Romanian hostages freed in Iraq
Three Romanian journalists kidnapped in Iraq were freed on Sunday after two months in captivity, one of the few security breakthroughs since insurgents launched an upsurge in deadly attacks last month.
"It was an operation handled 100 percent by the Romanian secret services, which cooperated in an excellent way," Romanian President Traian Basescu told reporters. He did not elaborate. "They will arrive tomorrow in Bucharest from Baghdad with a military plane."
The abductors had set a deadline for their execution of April 27 unless Romania, a staunch supporter of the United States, withdrew its 800 troops from Iraq, where about 150 foreigners have been kidnapped over the last two years.
Arab TV channel Al Jazeera aired part of a tape it said it received from the group holding the Romanians in which a masked man sits next to the three while reading from a statement explaining why they were about to free the hostages.
The group decided to release the hostages in response to calls by influential Saudi preacher Salman al-Odeh and Muslims in Romania, Jazeera said.
Several high-profile kidnappings in recent weeks have deepened a security crisis that has deteriorated sharply since a new Iraq government was formed late last month.
Mainly Sunni Muslim insurgents have escalated attacks on officials and security forces since a Shi'ite-dominated government was sworn in, handing power to Iraq's majority religious sect for the first time in decades.
Tit-for-tat attacks between Sunnis and Shi'ites have raised fears that the violence could spark civil war.
Basescu said he was deeply worried earlier this week when the presidency received a photo showing Ion wearing orange overalls, which experts generally describe as "the color of death," as abductors had in the past dressed hostages in the color to show their death threats were serious.
OTHERS STILL HELD
French journalist Florence Aubenas was taken hostage in Iraq in January and the French government welcomed the Romanians' release:
"We're very happy for the liberation of the three journalists, for them, their families and press freedom," French Foreign Minister Michel Barnier told Reuters in Brussels.
Other foreign captives remain unaccounted for at a time when insurgents and militants are stepping up violence and exerting more pressure on American allies in Iraq to withdraw their troops by threatening to kill their abducted nationals.
Militants holding Australian citizen Douglas Wood, 63, who is married to an American, have threatened to kill him unless Australia starts withdrawing its troops from Iraq. Their deadline has passed, with no word on Wood's fate.
An Islamic militant group says it captured a badly wounded Japanese citizen -- Akihiko Saito, a 44-year-old security consultant and veteran of the French Foreign Legion -- in an ambush near a U.S. base in Iraq earlier this month.
The group showed a video of an ambush of a convoy that it said led to the capture of Saito. Others who were also captured and condemned as "agents of the crusaders" were dragged out of their vehicles, lined up on the ground and shot repeatedly.

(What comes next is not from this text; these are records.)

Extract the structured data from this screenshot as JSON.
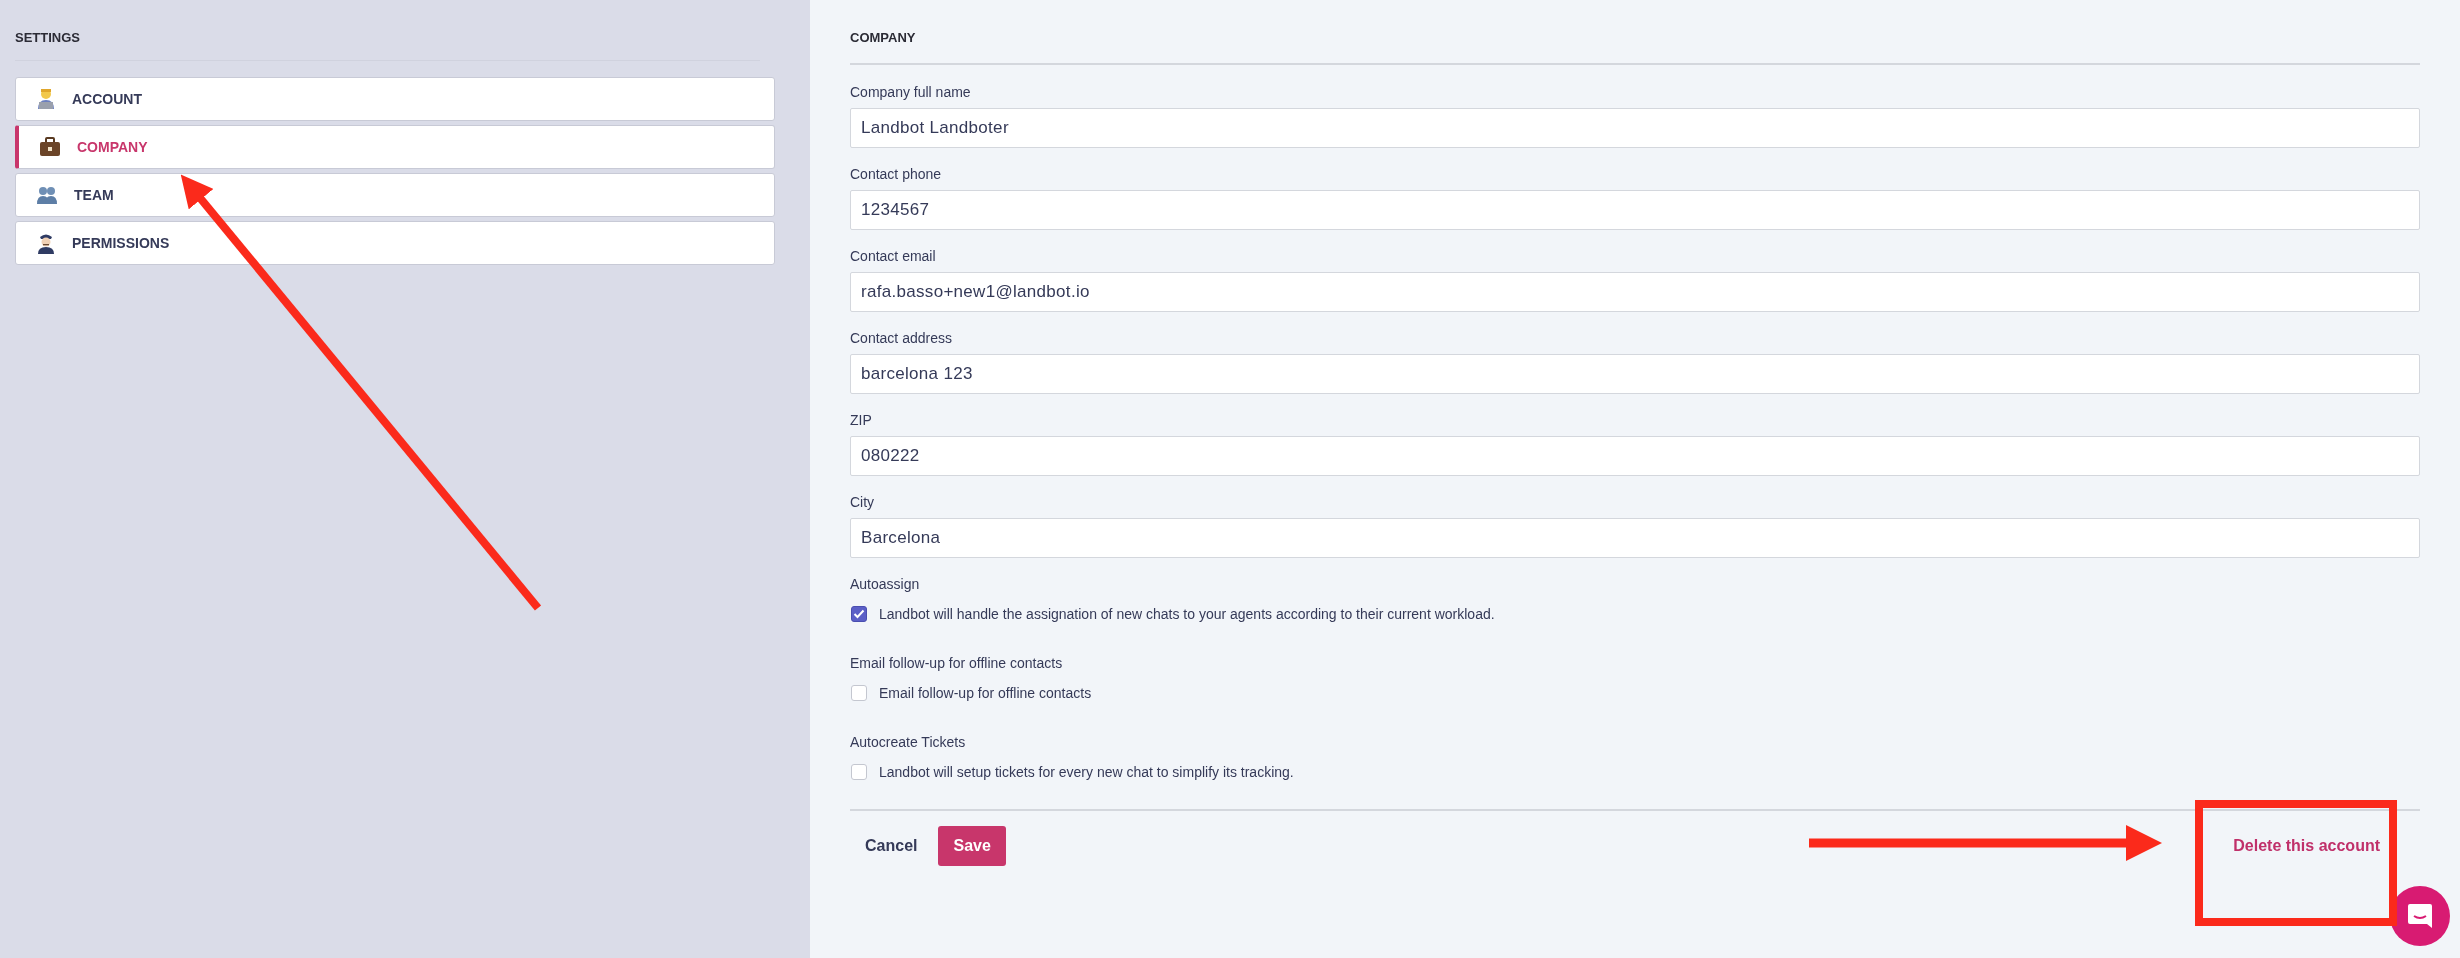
{
  "sidebar": {
    "title": "SETTINGS",
    "items": [
      {
        "label": "ACCOUNT",
        "selected": false
      },
      {
        "label": "COMPANY",
        "selected": true
      },
      {
        "label": "TEAM",
        "selected": false
      },
      {
        "label": "PERMISSIONS",
        "selected": false
      }
    ]
  },
  "form": {
    "title": "COMPANY",
    "fields": [
      {
        "label": "Company full name",
        "value": "Landbot Landboter"
      },
      {
        "label": "Contact phone",
        "value": "1234567"
      },
      {
        "label": "Contact email",
        "value": "rafa.basso+new1@landbot.io"
      },
      {
        "label": "Contact address",
        "value": "barcelona 123"
      },
      {
        "label": "ZIP",
        "value": "080222"
      },
      {
        "label": "City",
        "value": "Barcelona"
      }
    ],
    "options": [
      {
        "label": "Autoassign",
        "text": "Landbot will handle the assignation of new chats to your agents according to their current workload.",
        "checked": true
      },
      {
        "label": "Email follow-up for offline contacts",
        "text": "Email follow-up for offline contacts",
        "checked": false
      },
      {
        "label": "Autocreate Tickets",
        "text": "Landbot will setup tickets for every new chat to simplify its tracking.",
        "checked": false
      }
    ],
    "cancel": "Cancel",
    "save": "Save",
    "delete": "Delete this account"
  }
}
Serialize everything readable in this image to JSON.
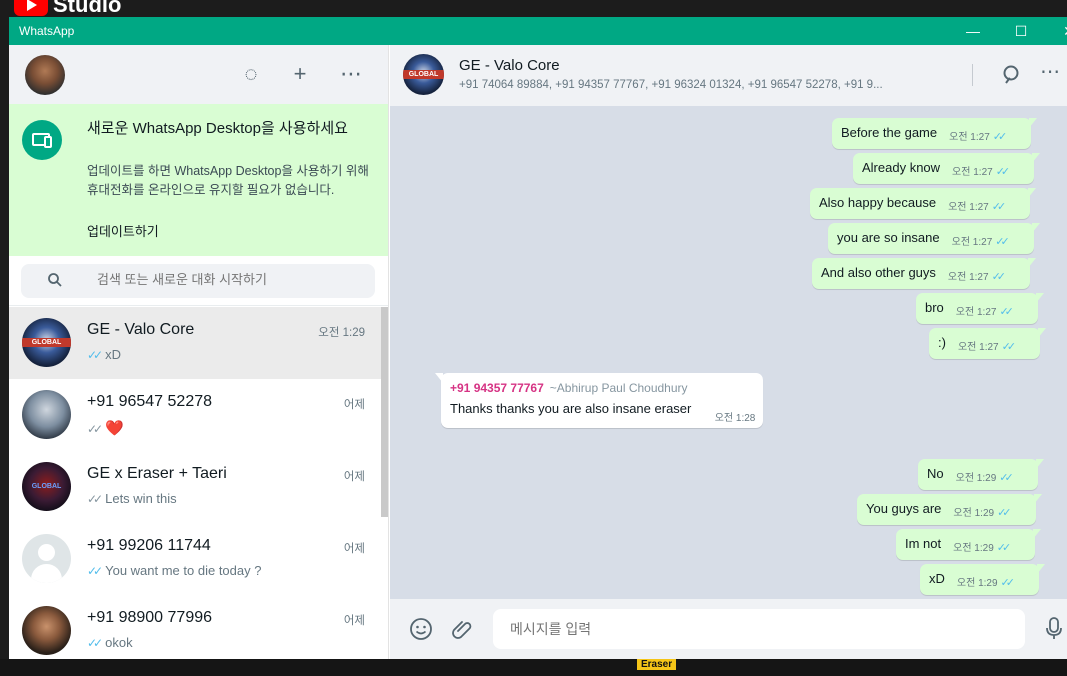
{
  "youtube": {
    "label": "Studio"
  },
  "window": {
    "title": "WhatsApp",
    "min": "—",
    "max": "☐",
    "close": "✕"
  },
  "left_header": {
    "status_icon": "◌",
    "new_chat_icon": "+",
    "menu_icon": "⋯"
  },
  "banner": {
    "title": "새로운 WhatsApp Desktop을 사용하세요",
    "text": "업데이트를 하면 WhatsApp Desktop을 사용하기 위해 휴대전화를 온라인으로 유지할 필요가 없습니다.",
    "link": "업데이트하기"
  },
  "search": {
    "placeholder": "검색 또는 새로운 대화 시작하기"
  },
  "chats": [
    {
      "name": "GE - Valo Core",
      "time": "오전 1:29",
      "ticks": "✓✓",
      "last": "xD"
    },
    {
      "name": "+91 96547 52278",
      "time": "어제",
      "ticks": "✓✓",
      "last": "❤️"
    },
    {
      "name": "GE x Eraser + Taeri",
      "time": "어제",
      "ticks": "✓✓",
      "last": "Lets win this"
    },
    {
      "name": "+91 99206 11744",
      "time": "어제",
      "ticks": "✓✓",
      "last": "You want me to die today ?"
    },
    {
      "name": "+91 98900 77996",
      "time": "어제",
      "ticks": "✓✓",
      "last": "okok"
    }
  ],
  "avatar_text": {
    "global": "GLOBAL"
  },
  "chat_header": {
    "title": "GE - Valo Core",
    "members": "+91 74064 89884, +91 94357 77767, +91 96324 01324, +91 96547 52278, +91 9..."
  },
  "messages_out_1": [
    {
      "text": "Before the game",
      "time": "오전 1:27",
      "ticks": "✓✓"
    },
    {
      "text": "Already know",
      "time": "오전 1:27",
      "ticks": "✓✓"
    },
    {
      "text": "Also happy because",
      "time": "오전 1:27",
      "ticks": "✓✓"
    },
    {
      "text": "you are so insane",
      "time": "오전 1:27",
      "ticks": "✓✓"
    },
    {
      "text": "And also other guys",
      "time": "오전 1:27",
      "ticks": "✓✓"
    },
    {
      "text": "bro",
      "time": "오전 1:27",
      "ticks": "✓✓"
    },
    {
      "text": ":)",
      "time": "오전 1:27",
      "ticks": "✓✓"
    }
  ],
  "message_in": {
    "sender": "+91 94357 77767",
    "alias": "~Abhirup Paul Choudhury",
    "text": "Thanks thanks you are also insane eraser",
    "time": "오전 1:28"
  },
  "messages_out_2": [
    {
      "text": "No",
      "time": "오전 1:29",
      "ticks": "✓✓"
    },
    {
      "text": "You guys are",
      "time": "오전 1:29",
      "ticks": "✓✓"
    },
    {
      "text": "Im not",
      "time": "오전 1:29",
      "ticks": "✓✓"
    },
    {
      "text": "xD",
      "time": "오전 1:29",
      "ticks": "✓✓"
    }
  ],
  "composer": {
    "placeholder": "메시지를 입력"
  },
  "overlay": {
    "eraser_tag": "Eraser"
  },
  "colors": {
    "brand": "#00a884",
    "bubble_out": "#d9fdd3",
    "chat_bg": "#d7dde7",
    "tick_blue": "#53bdeb"
  }
}
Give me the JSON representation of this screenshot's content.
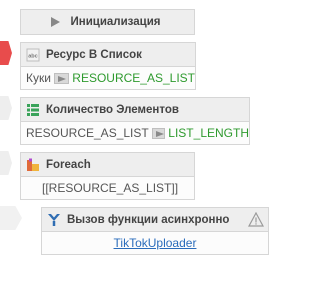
{
  "blocks": {
    "init": {
      "title": "Инициализация",
      "icon": "play-icon"
    },
    "resource": {
      "title": "Ресурс В Список",
      "icon": "resource-list-icon",
      "input": "Куки",
      "output": "RESOURCE_AS_LIST"
    },
    "count": {
      "title": "Количество Элементов",
      "icon": "list-count-icon",
      "input": "RESOURCE_AS_LIST",
      "output": "LIST_LENGTH"
    },
    "foreach": {
      "title": "Foreach",
      "icon": "foreach-icon",
      "value": "[[RESOURCE_AS_LIST]]"
    },
    "async_call": {
      "title": "Вызов функции асинхронно",
      "icon": "function-call-icon",
      "warning_icon": "warning-icon",
      "function": "TikTokUploader"
    }
  },
  "colors": {
    "active_marker": "#e84c4c",
    "variable_output": "#2e9a2e",
    "link": "#2a6cbb"
  }
}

Startling videos of shaken hostages pleading for their lives are part of a bloody guerrilla campaign to destabilize the country, where thousands of Iraqis have also been abducted.
Iraq's government wants to convince Iraqis and foreign countries that its security forces are improving and will eventually take over from about 140,000 U.S. troops.
But mounting violence that has killed more than 500 people since late April suggests insurgents are getting stronger, carrying out almost daily suicide bombings and shootings that have fueled sectarian tensions.
Gunmen shot dead a senior official in Iraq's trade ministry as he was being driven to work in Baghdad on Sunday, police said, the latest in a series of assassinations of senior government employees.
Ali Mousa Salman, a director general at the ministry, was killed after leaving his home in central Baghdad. His driver was also killed and three other people were wounded.
In recent months, more than a dozen senior government officials have been shot dead in Baghdad in well planned attacks.
At least five Iraqi commandos were killed late on Saturday in an ambush in the town of Baiji, 180 km (112 miles) north of the capital, Iraqi police said.